## Task brief
Return every entry exactly as it is written in the listing.

*** Supplied data Section Begins ***

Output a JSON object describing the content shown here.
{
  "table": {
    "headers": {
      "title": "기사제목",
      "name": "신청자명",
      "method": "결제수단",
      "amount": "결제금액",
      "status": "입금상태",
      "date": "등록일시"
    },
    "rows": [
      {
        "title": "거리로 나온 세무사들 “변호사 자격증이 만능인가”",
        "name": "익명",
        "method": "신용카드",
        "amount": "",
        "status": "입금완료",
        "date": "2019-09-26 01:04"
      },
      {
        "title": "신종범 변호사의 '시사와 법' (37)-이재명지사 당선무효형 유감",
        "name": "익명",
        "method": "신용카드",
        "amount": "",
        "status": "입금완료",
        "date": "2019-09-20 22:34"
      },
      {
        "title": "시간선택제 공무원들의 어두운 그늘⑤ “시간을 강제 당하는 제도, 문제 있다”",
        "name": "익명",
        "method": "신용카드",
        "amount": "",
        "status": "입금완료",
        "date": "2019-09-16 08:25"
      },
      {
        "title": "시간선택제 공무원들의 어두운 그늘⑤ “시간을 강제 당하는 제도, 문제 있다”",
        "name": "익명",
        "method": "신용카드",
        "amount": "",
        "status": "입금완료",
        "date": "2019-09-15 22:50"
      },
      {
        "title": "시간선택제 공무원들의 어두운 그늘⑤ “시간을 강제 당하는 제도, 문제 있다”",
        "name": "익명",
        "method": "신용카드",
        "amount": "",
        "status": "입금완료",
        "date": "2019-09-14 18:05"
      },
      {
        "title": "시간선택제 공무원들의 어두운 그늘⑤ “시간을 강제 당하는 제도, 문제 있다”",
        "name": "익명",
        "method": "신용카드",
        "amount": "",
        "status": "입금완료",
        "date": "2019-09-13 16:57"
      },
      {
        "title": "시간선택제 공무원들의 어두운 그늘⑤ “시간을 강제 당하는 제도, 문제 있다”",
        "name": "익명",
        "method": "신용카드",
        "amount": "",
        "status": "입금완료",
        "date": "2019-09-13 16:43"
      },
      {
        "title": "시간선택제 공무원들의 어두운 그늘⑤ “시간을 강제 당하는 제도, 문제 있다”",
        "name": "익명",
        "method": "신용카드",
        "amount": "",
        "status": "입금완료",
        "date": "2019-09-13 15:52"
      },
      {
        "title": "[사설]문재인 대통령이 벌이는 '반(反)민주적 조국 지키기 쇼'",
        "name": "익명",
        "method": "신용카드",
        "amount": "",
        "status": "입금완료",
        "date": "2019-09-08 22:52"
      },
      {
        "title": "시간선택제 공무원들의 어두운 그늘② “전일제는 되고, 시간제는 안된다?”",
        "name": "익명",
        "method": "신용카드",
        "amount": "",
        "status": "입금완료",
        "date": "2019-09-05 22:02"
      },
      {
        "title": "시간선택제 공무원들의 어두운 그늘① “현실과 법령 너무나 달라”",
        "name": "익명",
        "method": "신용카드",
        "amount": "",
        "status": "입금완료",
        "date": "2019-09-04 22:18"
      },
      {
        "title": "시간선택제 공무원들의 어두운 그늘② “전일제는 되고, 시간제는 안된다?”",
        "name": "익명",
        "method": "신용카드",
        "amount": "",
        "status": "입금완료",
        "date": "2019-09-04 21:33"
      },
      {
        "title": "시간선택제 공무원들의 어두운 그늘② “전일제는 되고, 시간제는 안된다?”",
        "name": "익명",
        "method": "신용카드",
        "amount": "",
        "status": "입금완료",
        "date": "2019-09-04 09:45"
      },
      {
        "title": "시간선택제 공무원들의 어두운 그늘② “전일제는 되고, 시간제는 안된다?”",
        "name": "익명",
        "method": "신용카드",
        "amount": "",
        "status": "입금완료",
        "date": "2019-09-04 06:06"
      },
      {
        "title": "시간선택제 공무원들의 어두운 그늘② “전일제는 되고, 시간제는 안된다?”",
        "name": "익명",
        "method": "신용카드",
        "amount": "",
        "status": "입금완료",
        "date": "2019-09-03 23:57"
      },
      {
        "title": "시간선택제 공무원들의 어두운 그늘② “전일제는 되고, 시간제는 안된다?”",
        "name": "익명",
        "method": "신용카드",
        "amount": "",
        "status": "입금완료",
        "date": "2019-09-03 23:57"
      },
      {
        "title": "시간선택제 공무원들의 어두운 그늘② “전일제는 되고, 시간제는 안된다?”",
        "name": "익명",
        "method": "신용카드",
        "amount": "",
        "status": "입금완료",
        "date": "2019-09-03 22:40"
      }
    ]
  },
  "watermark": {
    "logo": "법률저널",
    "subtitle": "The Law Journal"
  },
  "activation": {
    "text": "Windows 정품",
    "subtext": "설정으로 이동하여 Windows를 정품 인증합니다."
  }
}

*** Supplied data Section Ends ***

## Answer below
Output a JSON object describing the content shown here.
{
  "table": {
    "headers": {
      "title": "기사제목",
      "name": "신청자명",
      "method": "결제수단",
      "amount": "결제금액",
      "status": "입금상태",
      "date": "등록일시"
    },
    "rows": [
      {
        "title": "거리로 나온 세무사들 “변호사 자격증이 만능인가”",
        "name": "익명",
        "method": "신용카드",
        "amount": "",
        "status": "입금완료",
        "date": "2019-09-26 01:04"
      },
      {
        "title": "신종범 변호사의 '시사와 법' (37)-이재명지사 당선무효형 유감",
        "name": "익명",
        "method": "신용카드",
        "amount": "",
        "status": "입금완료",
        "date": "2019-09-20 22:34"
      },
      {
        "title": "시간선택제 공무원들의 어두운 그늘⑤ “시간을 강제 당하는 제도, 문제 있다”",
        "name": "익명",
        "method": "신용카드",
        "amount": "",
        "status": "입금완료",
        "date": "2019-09-16 08:25"
      },
      {
        "title": "시간선택제 공무원들의 어두운 그늘⑤ “시간을 강제 당하는 제도, 문제 있다”",
        "name": "익명",
        "method": "신용카드",
        "amount": "",
        "status": "입금완료",
        "date": "2019-09-15 22:50"
      },
      {
        "title": "시간선택제 공무원들의 어두운 그늘⑤ “시간을 강제 당하는 제도, 문제 있다”",
        "name": "익명",
        "method": "신용카드",
        "amount": "",
        "status": "입금완료",
        "date": "2019-09-14 18:05"
      },
      {
        "title": "시간선택제 공무원들의 어두운 그늘⑤ “시간을 강제 당하는 제도, 문제 있다”",
        "name": "익명",
        "method": "신용카드",
        "amount": "",
        "status": "입금완료",
        "date": "2019-09-13 16:57"
      },
      {
        "title": "시간선택제 공무원들의 어두운 그늘⑤ “시간을 강제 당하는 제도, 문제 있다”",
        "name": "익명",
        "method": "신용카드",
        "amount": "",
        "status": "입금완료",
        "date": "2019-09-13 16:43"
      },
      {
        "title": "시간선택제 공무원들의 어두운 그늘⑤ “시간을 강제 당하는 제도, 문제 있다”",
        "name": "익명",
        "method": "신용카드",
        "amount": "",
        "status": "입금완료",
        "date": "2019-09-13 15:52"
      },
      {
        "title": "[사설]문재인 대통령이 벌이는 '반(反)민주적 조국 지키기 쇼'",
        "name": "익명",
        "method": "신용카드",
        "amount": "",
        "status": "입금완료",
        "date": "2019-09-08 22:52"
      },
      {
        "title": "시간선택제 공무원들의 어두운 그늘② “전일제는 되고, 시간제는 안된다?”",
        "name": "익명",
        "method": "신용카드",
        "amount": "",
        "status": "입금완료",
        "date": "2019-09-05 22:02"
      },
      {
        "title": "시간선택제 공무원들의 어두운 그늘① “현실과 법령 너무나 달라”",
        "name": "익명",
        "method": "신용카드",
        "amount": "",
        "status": "입금완료",
        "date": "2019-09-04 22:18"
      },
      {
        "title": "시간선택제 공무원들의 어두운 그늘② “전일제는 되고, 시간제는 안된다?”",
        "name": "익명",
        "method": "신용카드",
        "amount": "",
        "status": "입금완료",
        "date": "2019-09-04 21:33"
      },
      {
        "title": "시간선택제 공무원들의 어두운 그늘② “전일제는 되고, 시간제는 안된다?”",
        "name": "익명",
        "method": "신용카드",
        "amount": "",
        "status": "입금완료",
        "date": "2019-09-04 09:45"
      },
      {
        "title": "시간선택제 공무원들의 어두운 그늘② “전일제는 되고, 시간제는 안된다?”",
        "name": "익명",
        "method": "신용카드",
        "amount": "",
        "status": "입금완료",
        "date": "2019-09-04 06:06"
      },
      {
        "title": "시간선택제 공무원들의 어두운 그늘② “전일제는 되고, 시간제는 안된다?”",
        "name": "익명",
        "method": "신용카드",
        "amount": "",
        "status": "입금완료",
        "date": "2019-09-03 23:57"
      },
      {
        "title": "시간선택제 공무원들의 어두운 그늘② “전일제는 되고, 시간제는 안된다?”",
        "name": "익명",
        "method": "신용카드",
        "amount": "",
        "status": "입금완료",
        "date": "2019-09-03 23:57"
      },
      {
        "title": "시간선택제 공무원들의 어두운 그늘② “전일제는 되고, 시간제는 안된다?”",
        "name": "익명",
        "method": "신용카드",
        "amount": "",
        "status": "입금완료",
        "date": "2019-09-03 22:40"
      }
    ]
  },
  "watermark": {
    "logo": "법률저널",
    "subtitle": "The Law Journal"
  },
  "activation": {
    "text": "Windows 정품",
    "subtext": "설정으로 이동하여 Windows를 정품 인증합니다."
  }
}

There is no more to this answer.